UK confectionery and soft-drinks giant Cadbury Schweppes has said that it will cut around 5,500 jobs and 20 per cent of its factories by 2007. This rationalisation is at the heart of Fuel for Growth, a four-year restructuring plan announced this morning.
The company believes that if it is to successfully cut costs and encourage growth, it needs to bring its cost base into line. "The cost reduction programme will provide the funds to increase our investment in marketing and innovation to drive our top line growth," said chief executive Todd Stitzer in a statement.
Cadbury hopes that it will save €576 million a year in costs from the plan. The strategy follows the recent €3.6 billion acquisition of Adams, and suggests that that the cost of integrating the US-based confectioner have been highly than was first thought.
Indeed, the acquisition may have opened up new markets, but it has also given the UK confectioner a few headaches. The integration of the Adams business means that the global Cadbury empire consists of 133 plants located in every corner of the world. It was perhaps inevitable then that some form of ratinoalisation would take place.
In fact, the restructuring is the latest in a series of cost-cutting exercises initiated by the confectioner. In February this year, the group streamlined its management structure by halving the number of reporting units to five in a move to cut costs and speed up decision-making. And in the summer, Cadbury announced plans to close two confectionary factories in the UK.
This particular announcement followed a 4 per cent fall in half-year earnings per share and a five percent drop in underlying pre-tax profits in July 2003. And in September, the company said its full-year 2003 trading performance would be similar to the first half after recent hot summer weather had dented confectionery sales in Europe. This year has not been a great year for the confectionery industry as a whole.
The company also recently outlined a shake-up of its Adams chewing gum and packaging operations in Brazil, which will result in over 100 job losses. Cadbury has put its normal target of double-digit underlying earnings growth on hold for a year, as it continues to integrate the Adams sweets and chewing gum business.
The firm said that the cost cuts contained in Fuel for Growth will help underlying operating profit margins rise 50-75 basis points each year between 2004 and 2007, and result in free cash flow of €2.2 billion during the period.

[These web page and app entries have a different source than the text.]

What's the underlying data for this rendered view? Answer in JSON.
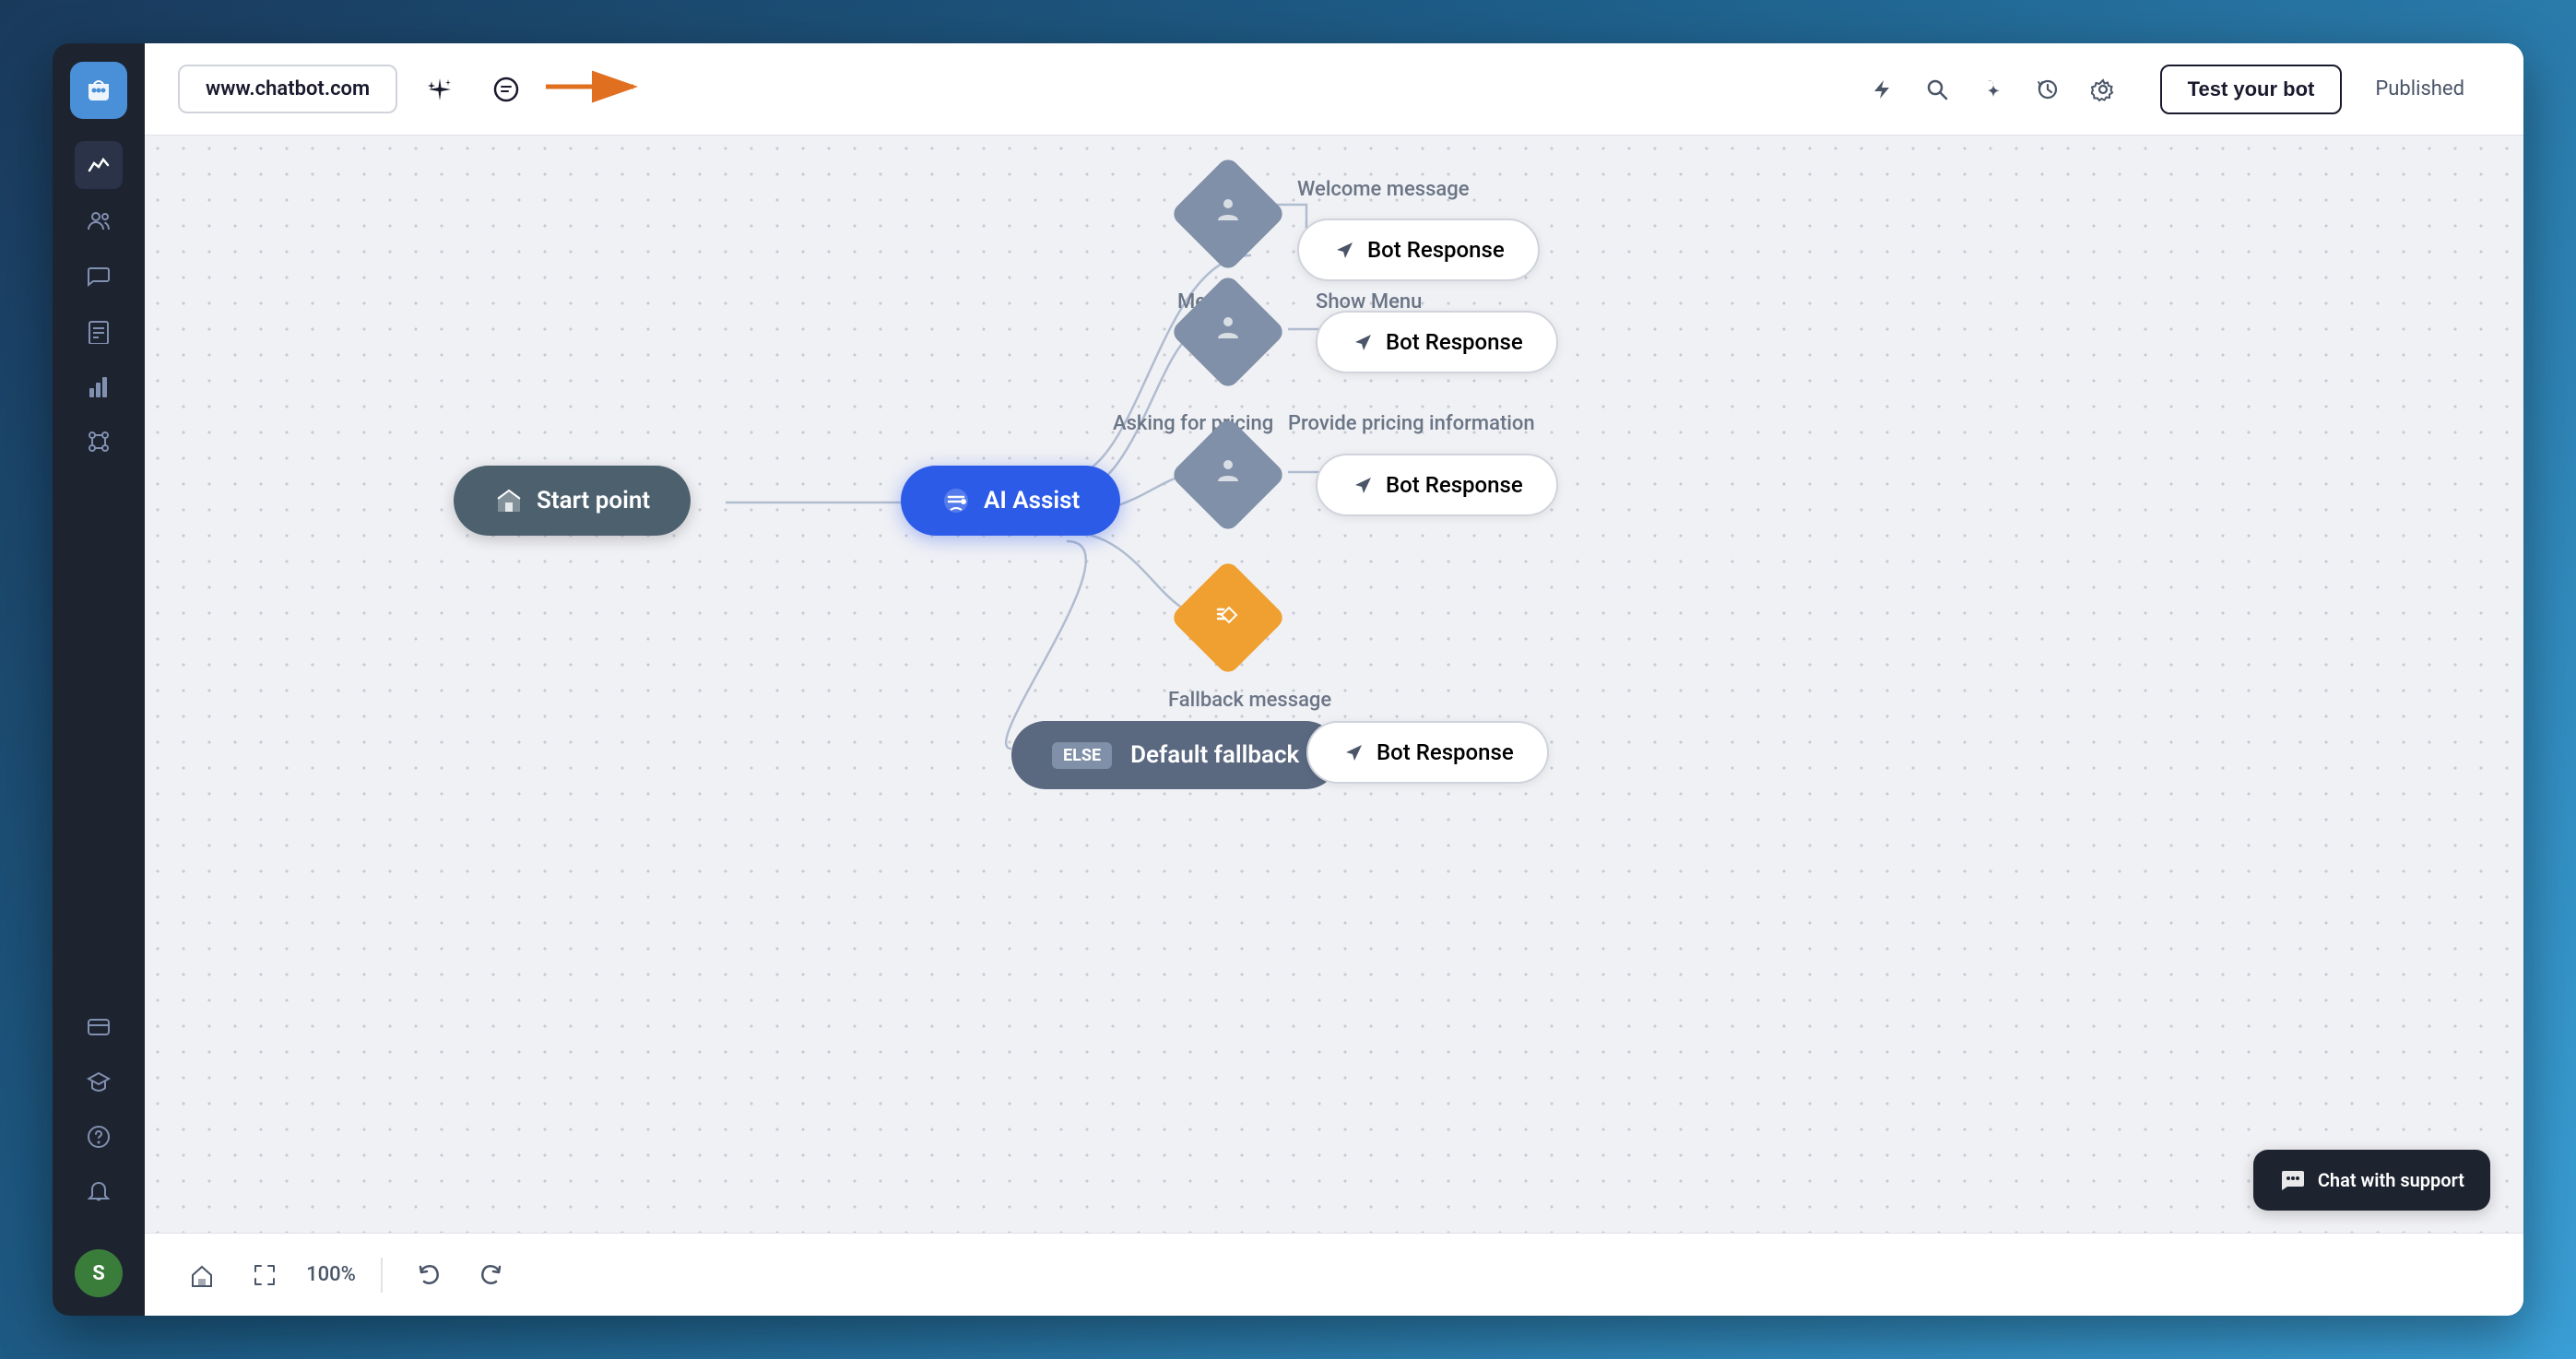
{
  "app": {
    "logo_icon": "💬",
    "logo_label": "Chatbot"
  },
  "sidebar": {
    "items": [
      {
        "icon": "⚡",
        "label": "activity",
        "active": true
      },
      {
        "icon": "👤",
        "label": "users"
      },
      {
        "icon": "💬",
        "label": "conversations"
      },
      {
        "icon": "📋",
        "label": "reports"
      },
      {
        "icon": "📊",
        "label": "analytics"
      },
      {
        "icon": "🔌",
        "label": "integrations"
      },
      {
        "icon": "💳",
        "label": "billing"
      },
      {
        "icon": "🎓",
        "label": "academy"
      },
      {
        "icon": "❓",
        "label": "help"
      },
      {
        "icon": "🔔",
        "label": "notifications"
      }
    ],
    "avatar_label": "S"
  },
  "topbar": {
    "url": "www.chatbot.com",
    "sparkle_icon": "✦",
    "chat_icon": "💬",
    "arrow_label": "→",
    "icons": [
      {
        "id": "flash",
        "icon": "⚡",
        "label": "flash"
      },
      {
        "id": "search",
        "icon": "🔍",
        "label": "search"
      },
      {
        "id": "magic",
        "icon": "⚡",
        "label": "magic"
      },
      {
        "id": "history",
        "icon": "🕐",
        "label": "history"
      },
      {
        "id": "settings",
        "icon": "⚙",
        "label": "settings"
      }
    ],
    "test_bot_label": "Test your bot",
    "published_label": "Published"
  },
  "canvas": {
    "nodes": {
      "start_point": {
        "label": "Start point",
        "icon": "🏠"
      },
      "ai_assist": {
        "label": "AI Assist",
        "icon": "💬"
      },
      "welcome_label": "Welcome message",
      "bot_response_welcome": "Bot Response",
      "menu_label": "Menu",
      "show_menu_label": "Show Menu",
      "bot_response_menu": "Bot Response",
      "asking_pricing_label": "Asking for pricing",
      "provide_pricing_label": "Provide pricing information",
      "bot_response_pricing": "Bot Response",
      "fallback_label": "Fallback message",
      "default_fallback": "Default fallback",
      "bot_response_fallback": "Bot Response",
      "else_badge": "ELSE"
    }
  },
  "bottombar": {
    "home_icon": "🏠",
    "expand_icon": "⤢",
    "zoom": "100%",
    "undo_icon": "↩",
    "redo_icon": "↪"
  },
  "chat_support": {
    "icon": "💬",
    "label": "Chat with support"
  }
}
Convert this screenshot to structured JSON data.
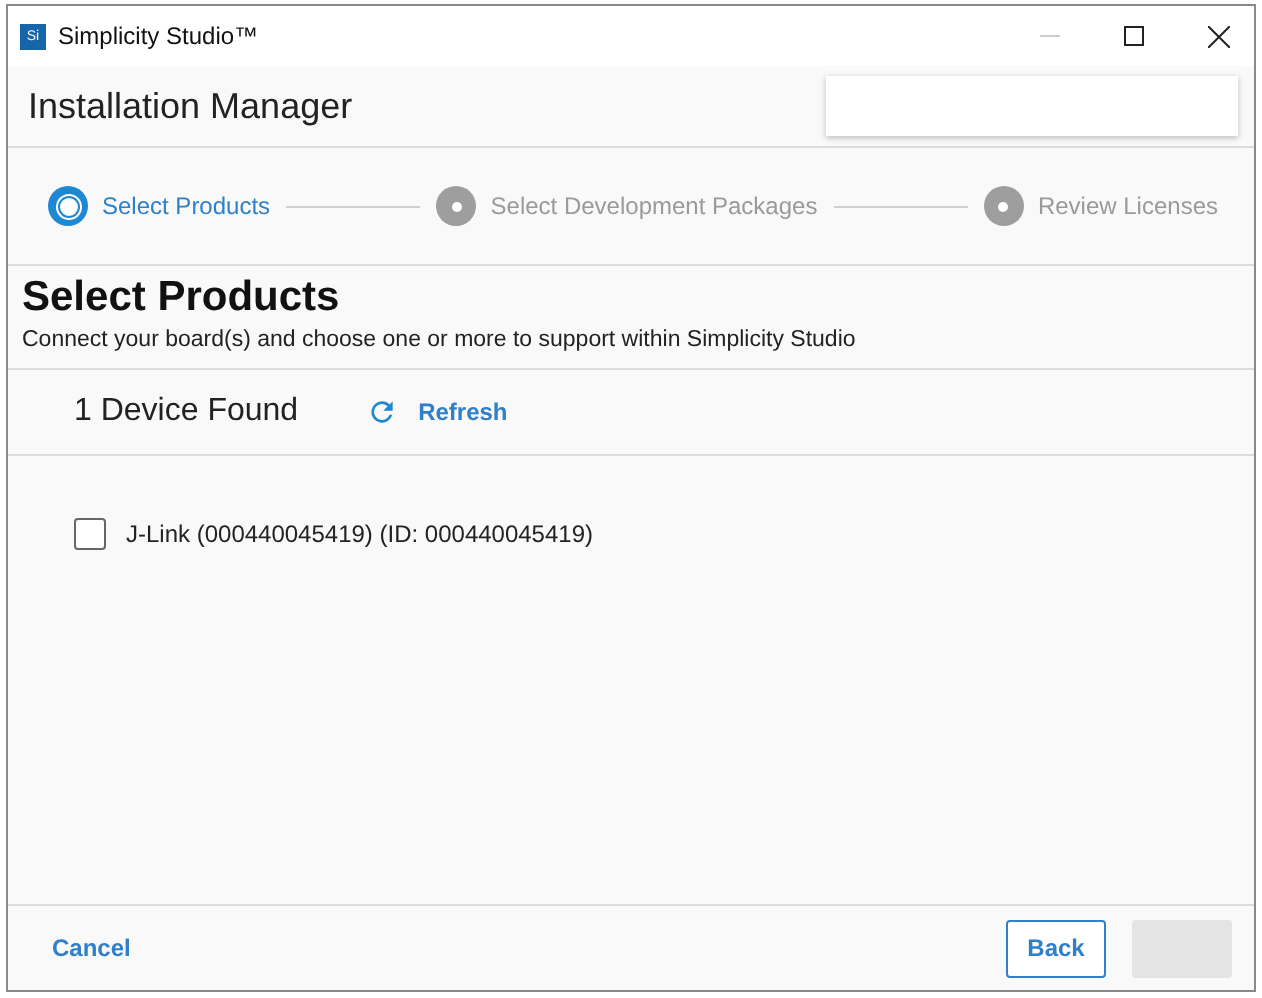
{
  "window": {
    "title": "Simplicity Studio™",
    "app_icon": "Si"
  },
  "header": {
    "title": "Installation Manager"
  },
  "steps": [
    {
      "label": "Select Products",
      "selected": true
    },
    {
      "label": "Select Development Packages",
      "selected": false
    },
    {
      "label": "Review Licenses",
      "selected": false
    }
  ],
  "page": {
    "title": "Select Products",
    "subtitle": "Connect your board(s) and choose one or more to support within Simplicity Studio"
  },
  "devices_bar": {
    "count": "1 Device Found",
    "refresh": "Refresh"
  },
  "devices": [
    {
      "label": "J-Link (000440045419) (ID: 000440045419)",
      "checked": false
    }
  ],
  "footer": {
    "cancel": "Cancel",
    "back": "Back",
    "next_disabled": true
  }
}
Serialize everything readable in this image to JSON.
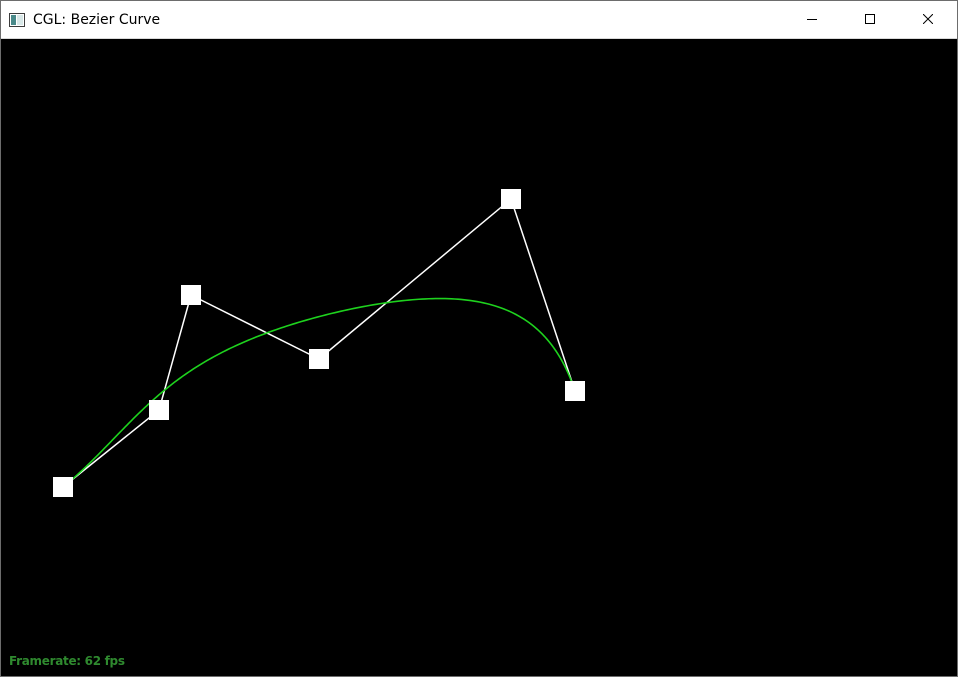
{
  "window": {
    "title": "CGL: Bezier Curve"
  },
  "icons": {
    "app": "app-window-icon",
    "minimize": "minimize-icon",
    "maximize": "maximize-icon",
    "close": "close-icon"
  },
  "colors": {
    "background": "#000000",
    "control_polygon": "#ffffff",
    "curve": "#1ed21e",
    "framerate_text": "#2f8a2f"
  },
  "status": {
    "framerate": "Framerate: 62 fps"
  }
}
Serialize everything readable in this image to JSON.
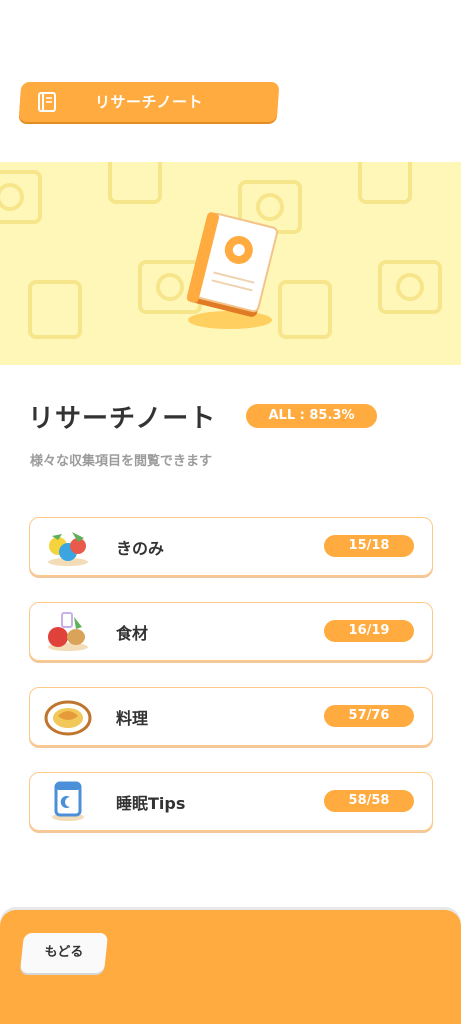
{
  "header": {
    "title": "リサーチノート",
    "icon": "notebook-icon"
  },
  "main": {
    "title": "リサーチノート",
    "all_badge": "ALL : 85.3%",
    "subtitle": "様々な収集項目を閲覧できます",
    "items": [
      {
        "label": "きのみ",
        "count": "15/18",
        "icon": "berries-icon"
      },
      {
        "label": "食材",
        "count": "16/19",
        "icon": "ingredients-icon"
      },
      {
        "label": "料理",
        "count": "57/76",
        "icon": "dish-icon"
      },
      {
        "label": "睡眠Tips",
        "count": "58/58",
        "icon": "sleep-tips-icon"
      }
    ]
  },
  "footer": {
    "back_label": "もどる"
  },
  "colors": {
    "accent": "#ffab40",
    "banner": "#fff7b8",
    "card_border": "#ffc98a"
  }
}
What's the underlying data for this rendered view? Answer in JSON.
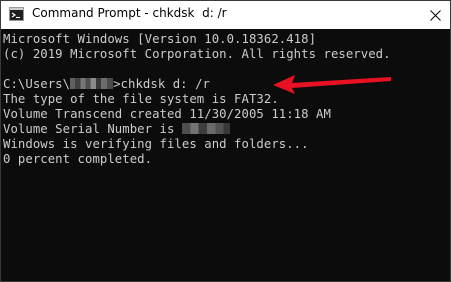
{
  "window": {
    "title": "Command Prompt - chkdsk  d: /r",
    "icon": "command-prompt-icon",
    "close_icon": "close-icon"
  },
  "console": {
    "lines": [
      "Microsoft Windows [Version 10.0.18362.418]",
      "(c) 2019 Microsoft Corporation. All rights reserved.",
      "",
      "",
      "The type of the file system is FAT32.",
      "Volume Transcend created 11/30/2005 11:18 AM",
      "",
      "Windows is verifying files and folders...",
      "0 percent completed."
    ],
    "prompt_prefix": "C:\\Users\\",
    "prompt_command": ">chkdsk d: /r",
    "serial_label": "Volume Serial Number is "
  },
  "colors": {
    "console_bg": "#0c0c0c",
    "console_text": "#cccccc",
    "arrow": "#e81123"
  }
}
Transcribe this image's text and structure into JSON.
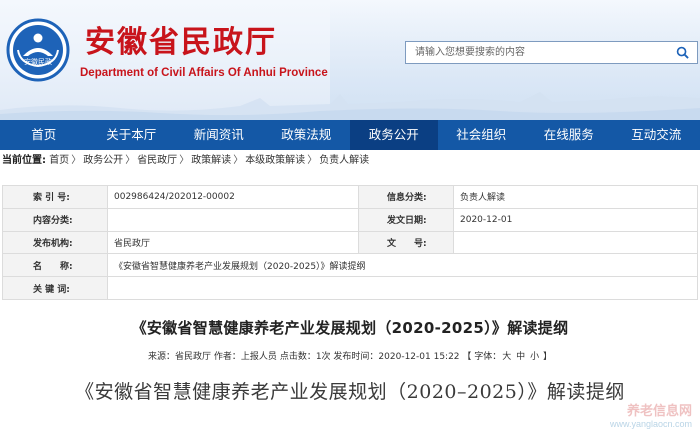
{
  "header": {
    "title": "安徽省民政厅",
    "subtitle": "Department of Civil Affairs Of Anhui Province",
    "logo_text": "安徽民政"
  },
  "search": {
    "placeholder": "请输入您想要搜索的内容",
    "icon": "search-icon"
  },
  "nav": {
    "items": [
      {
        "label": "首页"
      },
      {
        "label": "关于本厅"
      },
      {
        "label": "新闻资讯"
      },
      {
        "label": "政策法规"
      },
      {
        "label": "政务公开"
      },
      {
        "label": "社会组织"
      },
      {
        "label": "在线服务"
      },
      {
        "label": "互动交流"
      }
    ],
    "active_label": "政务公开"
  },
  "breadcrumb": {
    "label": "当前位置:",
    "items": [
      "首页",
      "政务公开",
      "省民政厅",
      "政策解读",
      "本级政策解读",
      "负责人解读"
    ],
    "separator": "〉"
  },
  "info_table": {
    "index_label": "索 引 号:",
    "index_value": "002986424/202012-00002",
    "category_label": "信息分类:",
    "category_value": "负责人解读",
    "content_category_label": "内容分类:",
    "content_category_value": "",
    "publish_date_label": "发文日期:",
    "publish_date_value": "2020-12-01",
    "issuer_label": "发布机构:",
    "issuer_value": "省民政厅",
    "doc_no_label": "文　　号:",
    "doc_no_value": "",
    "name_label": "名　　称:",
    "name_value": "《安徽省智慧健康养老产业发展规划（2020-2025）》解读提纲",
    "keywords_label": "关 键 词:",
    "keywords_value": ""
  },
  "article": {
    "title": "《安徽省智慧健康养老产业发展规划（2020-2025）》解读提纲",
    "meta_source": "来源：省民政厅",
    "meta_author": "作者：上报人员",
    "meta_views": "点击数：1次",
    "meta_time": "发布时间：2020-12-01 15:22",
    "font_label": "【 字体：",
    "font_large": "大",
    "font_medium": "中",
    "font_small": "小",
    "font_end": "】",
    "doc_title": "《安徽省智慧健康养老产业发展规划（2020–2025）》解读提纲"
  },
  "watermark": {
    "cn": "养老信息网",
    "url": "www.yanglaocn.com"
  },
  "colors": {
    "brand_red": "#c8141b",
    "nav_blue": "#1458a6",
    "nav_active": "#0b3f83"
  }
}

Cadbury claims to be the world's biggest confectionery business after its acquisition of US based sweets and chewing gum firm Adams, which was finalised in March. The group employs about 55,000 people worldwide and has a large North American drinks business including such brands as Dr Pepper and Seven Up.